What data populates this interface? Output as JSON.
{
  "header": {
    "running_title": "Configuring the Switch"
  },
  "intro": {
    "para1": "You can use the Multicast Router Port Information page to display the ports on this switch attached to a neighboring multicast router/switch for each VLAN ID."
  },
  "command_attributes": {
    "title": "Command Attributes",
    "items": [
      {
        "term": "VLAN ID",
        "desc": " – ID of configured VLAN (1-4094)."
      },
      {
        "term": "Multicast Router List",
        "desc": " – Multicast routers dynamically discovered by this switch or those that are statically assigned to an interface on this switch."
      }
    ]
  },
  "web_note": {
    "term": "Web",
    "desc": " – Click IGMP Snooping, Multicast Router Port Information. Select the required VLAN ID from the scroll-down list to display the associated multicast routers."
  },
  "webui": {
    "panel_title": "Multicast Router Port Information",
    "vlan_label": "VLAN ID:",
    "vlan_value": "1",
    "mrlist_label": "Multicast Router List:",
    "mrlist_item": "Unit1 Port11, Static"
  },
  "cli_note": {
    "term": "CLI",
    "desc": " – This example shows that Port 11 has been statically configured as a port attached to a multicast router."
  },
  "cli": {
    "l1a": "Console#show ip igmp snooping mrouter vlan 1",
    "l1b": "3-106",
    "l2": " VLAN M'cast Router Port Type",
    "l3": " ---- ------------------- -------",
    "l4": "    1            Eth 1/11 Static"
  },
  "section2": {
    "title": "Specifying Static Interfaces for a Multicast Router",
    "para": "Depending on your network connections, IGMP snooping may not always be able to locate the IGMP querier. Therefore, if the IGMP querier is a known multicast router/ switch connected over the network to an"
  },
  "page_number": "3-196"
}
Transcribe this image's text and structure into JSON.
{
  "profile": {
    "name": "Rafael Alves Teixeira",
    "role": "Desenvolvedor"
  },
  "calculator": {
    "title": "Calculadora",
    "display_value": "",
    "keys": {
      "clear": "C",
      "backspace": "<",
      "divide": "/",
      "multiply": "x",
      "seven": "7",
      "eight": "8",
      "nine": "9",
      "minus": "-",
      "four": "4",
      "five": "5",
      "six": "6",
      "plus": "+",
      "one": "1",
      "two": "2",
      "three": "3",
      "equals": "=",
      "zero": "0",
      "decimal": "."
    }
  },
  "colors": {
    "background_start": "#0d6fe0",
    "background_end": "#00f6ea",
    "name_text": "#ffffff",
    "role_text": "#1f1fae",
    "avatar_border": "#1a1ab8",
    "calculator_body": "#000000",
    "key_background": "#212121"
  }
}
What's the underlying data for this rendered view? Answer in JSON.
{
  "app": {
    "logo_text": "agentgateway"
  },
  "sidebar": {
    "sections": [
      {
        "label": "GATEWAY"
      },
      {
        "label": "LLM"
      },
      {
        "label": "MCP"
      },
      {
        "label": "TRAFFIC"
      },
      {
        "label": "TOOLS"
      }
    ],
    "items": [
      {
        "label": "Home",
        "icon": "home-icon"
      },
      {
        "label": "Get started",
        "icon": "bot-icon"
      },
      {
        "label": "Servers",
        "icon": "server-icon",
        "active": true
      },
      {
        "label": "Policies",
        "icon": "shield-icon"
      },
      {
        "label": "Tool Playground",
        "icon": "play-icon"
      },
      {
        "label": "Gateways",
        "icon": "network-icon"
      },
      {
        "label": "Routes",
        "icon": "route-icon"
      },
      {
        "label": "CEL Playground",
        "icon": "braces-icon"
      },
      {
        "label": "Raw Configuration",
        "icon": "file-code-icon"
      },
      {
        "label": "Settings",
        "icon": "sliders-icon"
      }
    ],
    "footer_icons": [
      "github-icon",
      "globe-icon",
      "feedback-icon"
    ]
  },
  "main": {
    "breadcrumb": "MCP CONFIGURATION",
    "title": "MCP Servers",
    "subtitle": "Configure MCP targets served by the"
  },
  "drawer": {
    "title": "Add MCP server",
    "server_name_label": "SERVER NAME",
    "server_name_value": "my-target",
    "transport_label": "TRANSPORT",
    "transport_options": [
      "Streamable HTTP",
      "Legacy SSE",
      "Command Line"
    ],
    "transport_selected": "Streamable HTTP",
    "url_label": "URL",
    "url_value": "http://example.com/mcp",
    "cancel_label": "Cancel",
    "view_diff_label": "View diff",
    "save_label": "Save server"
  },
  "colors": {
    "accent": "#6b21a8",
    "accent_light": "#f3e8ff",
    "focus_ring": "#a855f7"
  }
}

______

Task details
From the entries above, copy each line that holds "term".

Answer for this exercise
        "term": "VLAN ID",
        "term": "Multicast Router List",
    "term": "Web",
    "term": "CLI",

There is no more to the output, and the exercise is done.